**Required action:**
From the first line to the last, restate the material word for word, omitting pictures.

Data shown: Begin

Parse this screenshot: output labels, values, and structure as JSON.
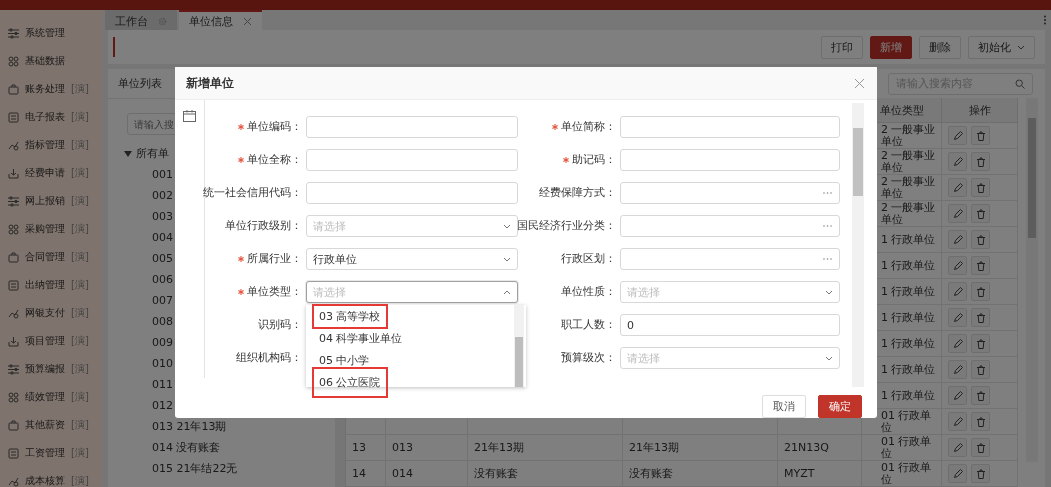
{
  "sidebar": {
    "items": [
      {
        "label": "系统管理"
      },
      {
        "label": "基础数据"
      },
      {
        "label": "账务处理",
        "badge": "[演]"
      },
      {
        "label": "电子报表",
        "badge": "[演]"
      },
      {
        "label": "指标管理",
        "badge": "[演]"
      },
      {
        "label": "经费申请",
        "badge": "[演]"
      },
      {
        "label": "网上报销",
        "badge": "[演]"
      },
      {
        "label": "采购管理",
        "badge": "[演]"
      },
      {
        "label": "合同管理",
        "badge": "[演]"
      },
      {
        "label": "出纳管理",
        "badge": "[演]"
      },
      {
        "label": "网银支付",
        "badge": "[演]"
      },
      {
        "label": "项目管理",
        "badge": "[演]"
      },
      {
        "label": "预算编报",
        "badge": "[演]"
      },
      {
        "label": "绩效管理",
        "badge": "[演]"
      },
      {
        "label": "其他薪资",
        "badge": "[演]"
      },
      {
        "label": "工资管理",
        "badge": "[演]"
      },
      {
        "label": "成本核算",
        "badge": "[演]"
      }
    ]
  },
  "tabs": [
    {
      "label": "工作台",
      "selected": false,
      "closable": false
    },
    {
      "label": "单位信息",
      "selected": true,
      "closable": true
    }
  ],
  "toolbar": {
    "buttons": [
      {
        "label": "打印",
        "primary": false,
        "dropdown": false
      },
      {
        "label": "新增",
        "primary": true,
        "dropdown": false
      },
      {
        "label": "删除",
        "primary": false,
        "dropdown": false
      },
      {
        "label": "初始化",
        "primary": false,
        "dropdown": true
      }
    ]
  },
  "unit_list": {
    "title": "单位列表",
    "search": {
      "placeholder": "请输入搜"
    },
    "tree": {
      "label": "所有单",
      "expanded": true,
      "children": [
        {
          "label": "001"
        },
        {
          "label": "002"
        },
        {
          "label": "003"
        },
        {
          "label": "004"
        },
        {
          "label": "005"
        },
        {
          "label": "006"
        },
        {
          "label": "007"
        },
        {
          "label": "008"
        },
        {
          "label": "009"
        },
        {
          "label": "010"
        },
        {
          "label": "011"
        },
        {
          "label": "012"
        },
        {
          "label": "013 21年13期"
        },
        {
          "label": "014 没有账套"
        },
        {
          "label": "015 21年结22无"
        }
      ]
    }
  },
  "unit_table": {
    "search": {
      "placeholder": "请输入搜索内容"
    },
    "columns": [
      {
        "label": "单位类型"
      },
      {
        "label": "操作"
      }
    ],
    "rows": [
      {
        "type": "2 一般事业单位"
      },
      {
        "type": "2 一般事业单位"
      },
      {
        "type": "2 一般事业单位"
      },
      {
        "type": "2 一般事业单位"
      },
      {
        "type": "1 行政单位"
      },
      {
        "type": "1 行政单位"
      },
      {
        "type": "1 行政单位"
      },
      {
        "type": "1 行政单位"
      },
      {
        "type": "1 行政单位"
      },
      {
        "type": "1 行政单位"
      },
      {
        "type": "1 行政单位"
      },
      {
        "type": "01 行政单位"
      },
      {
        "column_1": "13",
        "column_2": "013",
        "column_3": "21年13期",
        "column_4": "21年13期",
        "column_5": "21N13Q",
        "type": "01 行政单位"
      },
      {
        "column_1": "14",
        "column_2": "014",
        "column_3": "没有账套",
        "column_4": "没有账套",
        "column_5": "MYZT",
        "type": "01 行政单位"
      }
    ]
  },
  "dialog": {
    "title": "新增单位",
    "fields": [
      {
        "label": "单位编码：",
        "required": true,
        "kind": "text"
      },
      {
        "label": "单位简称：",
        "required": true,
        "kind": "text"
      },
      {
        "label": "单位全称：",
        "required": true,
        "kind": "text"
      },
      {
        "label": "助记码：",
        "required": true,
        "kind": "text"
      },
      {
        "label": "统一社会信用代码：",
        "required": false,
        "kind": "text"
      },
      {
        "label": "经费保障方式：",
        "required": false,
        "kind": "picker"
      },
      {
        "label": "单位行政级别：",
        "required": false,
        "kind": "select",
        "placeholder": "请选择",
        "open": false
      },
      {
        "label": "国民经济行业分类：",
        "required": false,
        "kind": "picker"
      },
      {
        "label": "所属行业：",
        "required": true,
        "kind": "select",
        "value": "行政单位",
        "open": false
      },
      {
        "label": "行政区划：",
        "required": false,
        "kind": "picker"
      },
      {
        "label": "单位类型：",
        "required": true,
        "kind": "select",
        "placeholder": "请选择",
        "open": true,
        "options": [
          {
            "label": "03 高等学校",
            "annotated": true
          },
          {
            "label": "04 科学事业单位",
            "annotated": false
          },
          {
            "label": "05 中小学",
            "annotated": false
          },
          {
            "label": "06 公立医院",
            "annotated": true
          }
        ]
      },
      {
        "label": "单位性质：",
        "required": false,
        "kind": "select",
        "placeholder": "请选择",
        "open": false
      },
      {
        "label": "识别码：",
        "required": false,
        "kind": "text"
      },
      {
        "label": "职工人数：",
        "required": false,
        "kind": "text",
        "value": "0"
      },
      {
        "label": "组织机构码：",
        "required": false,
        "kind": "text"
      },
      {
        "label": "预算级次：",
        "required": false,
        "kind": "select",
        "placeholder": "请选择",
        "open": false
      }
    ],
    "buttons": [
      {
        "label": "取消",
        "primary": false
      },
      {
        "label": "确定",
        "primary": true
      }
    ]
  }
}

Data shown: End

**Answer below:**
Parse this screenshot: output labels, values, and structure as JSON.
{
  "sidebar": {
    "items": [
      {
        "label": "系统管理"
      },
      {
        "label": "基础数据"
      },
      {
        "label": "账务处理",
        "badge": "[演]"
      },
      {
        "label": "电子报表",
        "badge": "[演]"
      },
      {
        "label": "指标管理",
        "badge": "[演]"
      },
      {
        "label": "经费申请",
        "badge": "[演]"
      },
      {
        "label": "网上报销",
        "badge": "[演]"
      },
      {
        "label": "采购管理",
        "badge": "[演]"
      },
      {
        "label": "合同管理",
        "badge": "[演]"
      },
      {
        "label": "出纳管理",
        "badge": "[演]"
      },
      {
        "label": "网银支付",
        "badge": "[演]"
      },
      {
        "label": "项目管理",
        "badge": "[演]"
      },
      {
        "label": "预算编报",
        "badge": "[演]"
      },
      {
        "label": "绩效管理",
        "badge": "[演]"
      },
      {
        "label": "其他薪资",
        "badge": "[演]"
      },
      {
        "label": "工资管理",
        "badge": "[演]"
      },
      {
        "label": "成本核算",
        "badge": "[演]"
      }
    ]
  },
  "tabs": [
    {
      "label": "工作台",
      "selected": false,
      "closable": false
    },
    {
      "label": "单位信息",
      "selected": true,
      "closable": true
    }
  ],
  "toolbar": {
    "buttons": [
      {
        "label": "打印",
        "primary": false,
        "dropdown": false
      },
      {
        "label": "新增",
        "primary": true,
        "dropdown": false
      },
      {
        "label": "删除",
        "primary": false,
        "dropdown": false
      },
      {
        "label": "初始化",
        "primary": false,
        "dropdown": true
      }
    ]
  },
  "unit_list": {
    "title": "单位列表",
    "search": {
      "placeholder": "请输入搜"
    },
    "tree": {
      "label": "所有单",
      "expanded": true,
      "children": [
        {
          "label": "001"
        },
        {
          "label": "002"
        },
        {
          "label": "003"
        },
        {
          "label": "004"
        },
        {
          "label": "005"
        },
        {
          "label": "006"
        },
        {
          "label": "007"
        },
        {
          "label": "008"
        },
        {
          "label": "009"
        },
        {
          "label": "010"
        },
        {
          "label": "011"
        },
        {
          "label": "012"
        },
        {
          "label": "013 21年13期"
        },
        {
          "label": "014 没有账套"
        },
        {
          "label": "015 21年结22无"
        }
      ]
    }
  },
  "unit_table": {
    "search": {
      "placeholder": "请输入搜索内容"
    },
    "columns": [
      {
        "label": "单位类型"
      },
      {
        "label": "操作"
      }
    ],
    "rows": [
      {
        "type": "2 一般事业单位"
      },
      {
        "type": "2 一般事业单位"
      },
      {
        "type": "2 一般事业单位"
      },
      {
        "type": "2 一般事业单位"
      },
      {
        "type": "1 行政单位"
      },
      {
        "type": "1 行政单位"
      },
      {
        "type": "1 行政单位"
      },
      {
        "type": "1 行政单位"
      },
      {
        "type": "1 行政单位"
      },
      {
        "type": "1 行政单位"
      },
      {
        "type": "1 行政单位"
      },
      {
        "type": "01 行政单位"
      },
      {
        "column_1": "13",
        "column_2": "013",
        "column_3": "21年13期",
        "column_4": "21年13期",
        "column_5": "21N13Q",
        "type": "01 行政单位"
      },
      {
        "column_1": "14",
        "column_2": "014",
        "column_3": "没有账套",
        "column_4": "没有账套",
        "column_5": "MYZT",
        "type": "01 行政单位"
      }
    ]
  },
  "dialog": {
    "title": "新增单位",
    "fields": [
      {
        "label": "单位编码：",
        "required": true,
        "kind": "text"
      },
      {
        "label": "单位简称：",
        "required": true,
        "kind": "text"
      },
      {
        "label": "单位全称：",
        "required": true,
        "kind": "text"
      },
      {
        "label": "助记码：",
        "required": true,
        "kind": "text"
      },
      {
        "label": "统一社会信用代码：",
        "required": false,
        "kind": "text"
      },
      {
        "label": "经费保障方式：",
        "required": false,
        "kind": "picker"
      },
      {
        "label": "单位行政级别：",
        "required": false,
        "kind": "select",
        "placeholder": "请选择",
        "open": false
      },
      {
        "label": "国民经济行业分类：",
        "required": false,
        "kind": "picker"
      },
      {
        "label": "所属行业：",
        "required": true,
        "kind": "select",
        "value": "行政单位",
        "open": false
      },
      {
        "label": "行政区划：",
        "required": false,
        "kind": "picker"
      },
      {
        "label": "单位类型：",
        "required": true,
        "kind": "select",
        "placeholder": "请选择",
        "open": true,
        "options": [
          {
            "label": "03 高等学校",
            "annotated": true
          },
          {
            "label": "04 科学事业单位",
            "annotated": false
          },
          {
            "label": "05 中小学",
            "annotated": false
          },
          {
            "label": "06 公立医院",
            "annotated": true
          }
        ]
      },
      {
        "label": "单位性质：",
        "required": false,
        "kind": "select",
        "placeholder": "请选择",
        "open": false
      },
      {
        "label": "识别码：",
        "required": false,
        "kind": "text"
      },
      {
        "label": "职工人数：",
        "required": false,
        "kind": "text",
        "value": "0"
      },
      {
        "label": "组织机构码：",
        "required": false,
        "kind": "text"
      },
      {
        "label": "预算级次：",
        "required": false,
        "kind": "select",
        "placeholder": "请选择",
        "open": false
      }
    ],
    "buttons": [
      {
        "label": "取消",
        "primary": false
      },
      {
        "label": "确定",
        "primary": true
      }
    ]
  }
}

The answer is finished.